● **TASK DIRECTIONS**
The records that follow must be repeated exactly, minus the images.

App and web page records

[Start of Attachment]

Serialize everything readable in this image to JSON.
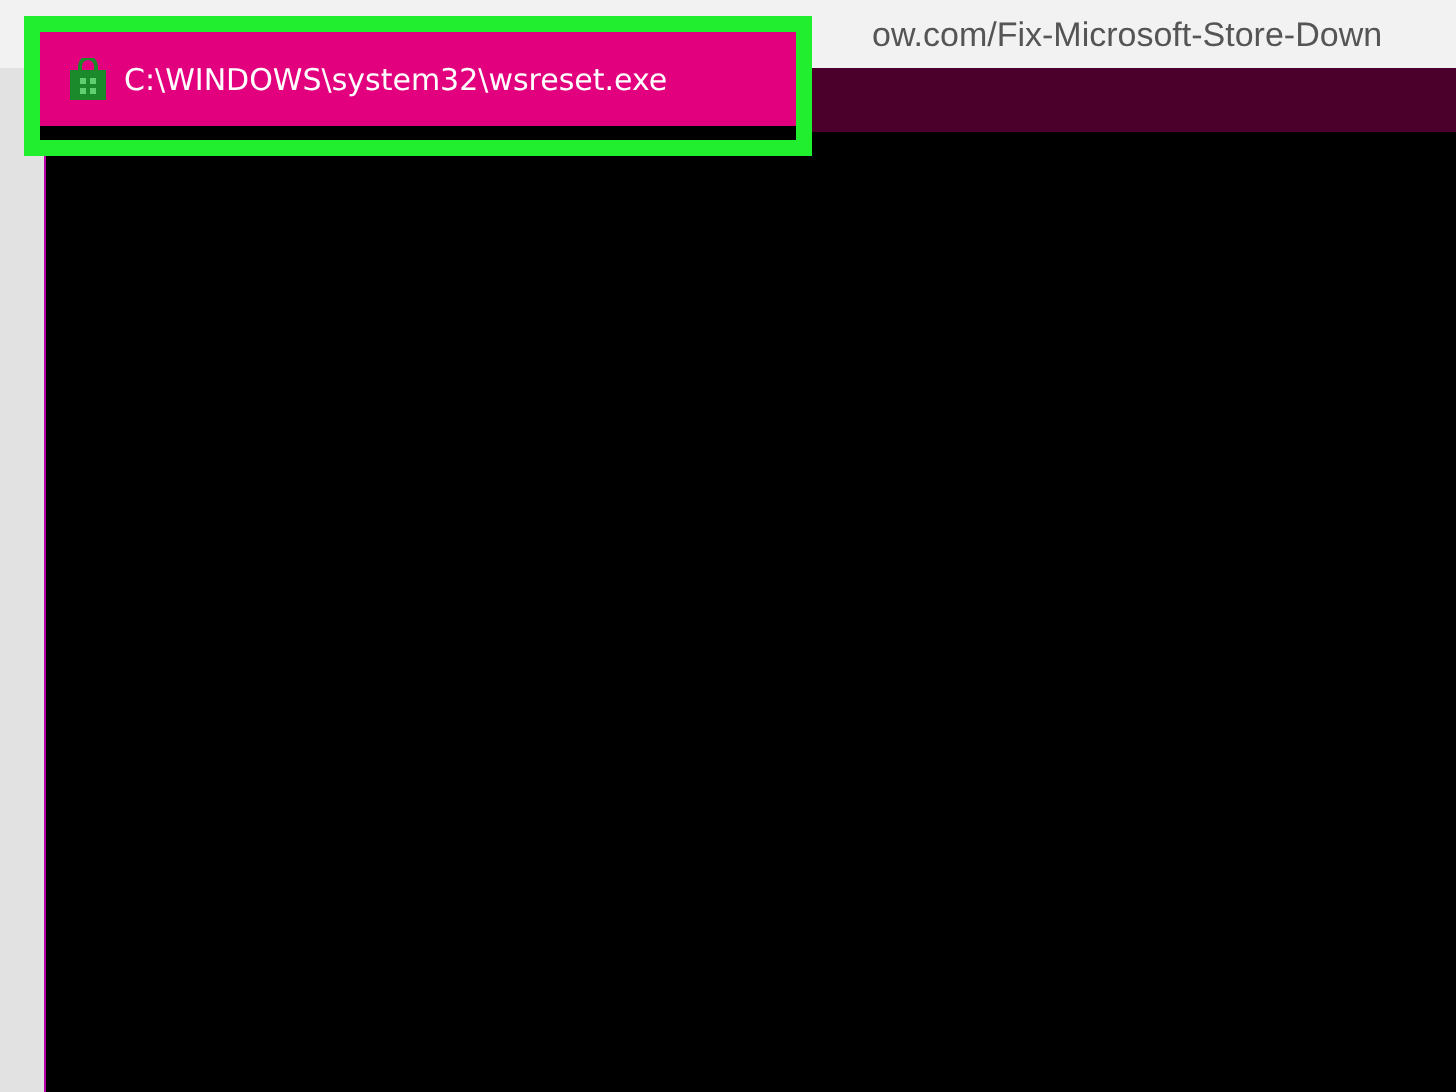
{
  "browser": {
    "address": "ow.com/Fix-Microsoft-Store-Down"
  },
  "window": {
    "title": "C:\\WINDOWS\\system32\\wsreset.exe",
    "title_highlighted": true
  }
}
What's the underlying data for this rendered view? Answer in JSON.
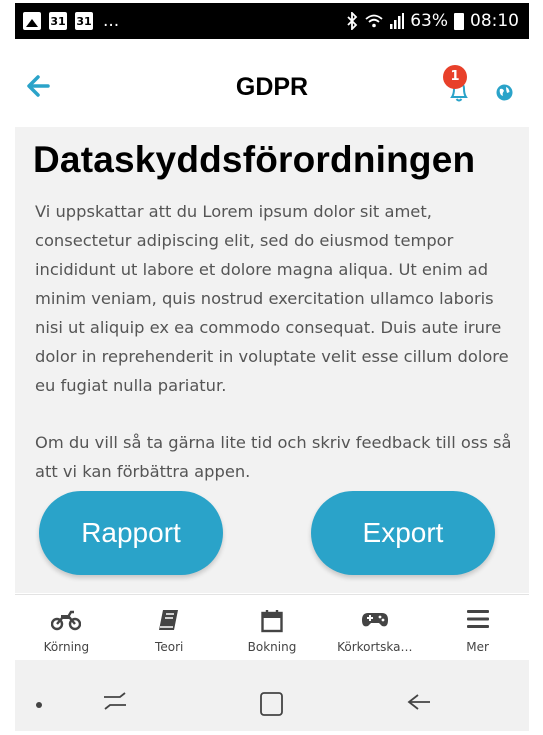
{
  "status_bar": {
    "left_icons": [
      "image-icon",
      "calendar-icon",
      "calendar-icon"
    ],
    "calendar_day": "31",
    "overflow": "...",
    "battery": "63%",
    "time": "08:10"
  },
  "header": {
    "title": "GDPR",
    "notification_count": "1"
  },
  "content": {
    "heading": "Dataskyddsförordningen",
    "paragraph1": "Vi uppskattar att du Lorem ipsum dolor sit amet, consectetur adipiscing elit, sed do eiusmod tempor incididunt ut labore et dolore magna aliqua. Ut enim ad minim veniam, quis nostrud exercitation ullamco laboris nisi ut aliquip ex ea commodo consequat. Duis aute irure dolor in reprehenderit in voluptate velit esse cillum dolore eu fugiat nulla pariatur.",
    "paragraph2": "Om du vill så ta gärna lite tid och skriv feedback till oss så att vi kan förbättra appen."
  },
  "buttons": {
    "rapport": "Rapport",
    "export": "Export"
  },
  "tabs": [
    {
      "label": "Körning",
      "icon": "motorcycle-icon"
    },
    {
      "label": "Teori",
      "icon": "book-icon"
    },
    {
      "label": "Bokning",
      "icon": "calendar-icon"
    },
    {
      "label": "Körkortska…",
      "icon": "gamepad-icon"
    },
    {
      "label": "Mer",
      "icon": "menu-icon"
    }
  ],
  "colors": {
    "accent": "#2aa3c9",
    "badge": "#e8402a",
    "content_bg": "#f2f2f2"
  }
}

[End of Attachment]

● **RESULT OF THE TASK**
Serialize everything readable in this image to JSON.
{
  "browser": {
    "address": "ow.com/Fix-Microsoft-Store-Down"
  },
  "window": {
    "title": "C:\\WINDOWS\\system32\\wsreset.exe",
    "title_highlighted": true
  }
}
What's the underlying data for this rendered view? Answer in JSON.
{
  "status_bar": {
    "left_icons": [
      "image-icon",
      "calendar-icon",
      "calendar-icon"
    ],
    "calendar_day": "31",
    "overflow": "...",
    "battery": "63%",
    "time": "08:10"
  },
  "header": {
    "title": "GDPR",
    "notification_count": "1"
  },
  "content": {
    "heading": "Dataskyddsförordningen",
    "paragraph1": "Vi uppskattar att du Lorem ipsum dolor sit amet, consectetur adipiscing elit, sed do eiusmod tempor incididunt ut labore et dolore magna aliqua. Ut enim ad minim veniam, quis nostrud exercitation ullamco laboris nisi ut aliquip ex ea commodo consequat. Duis aute irure dolor in reprehenderit in voluptate velit esse cillum dolore eu fugiat nulla pariatur.",
    "paragraph2": "Om du vill så ta gärna lite tid och skriv feedback till oss så att vi kan förbättra appen."
  },
  "buttons": {
    "rapport": "Rapport",
    "export": "Export"
  },
  "tabs": [
    {
      "label": "Körning",
      "icon": "motorcycle-icon"
    },
    {
      "label": "Teori",
      "icon": "book-icon"
    },
    {
      "label": "Bokning",
      "icon": "calendar-icon"
    },
    {
      "label": "Körkortska…",
      "icon": "gamepad-icon"
    },
    {
      "label": "Mer",
      "icon": "menu-icon"
    }
  ],
  "colors": {
    "accent": "#2aa3c9",
    "badge": "#e8402a",
    "content_bg": "#f2f2f2"
  }
}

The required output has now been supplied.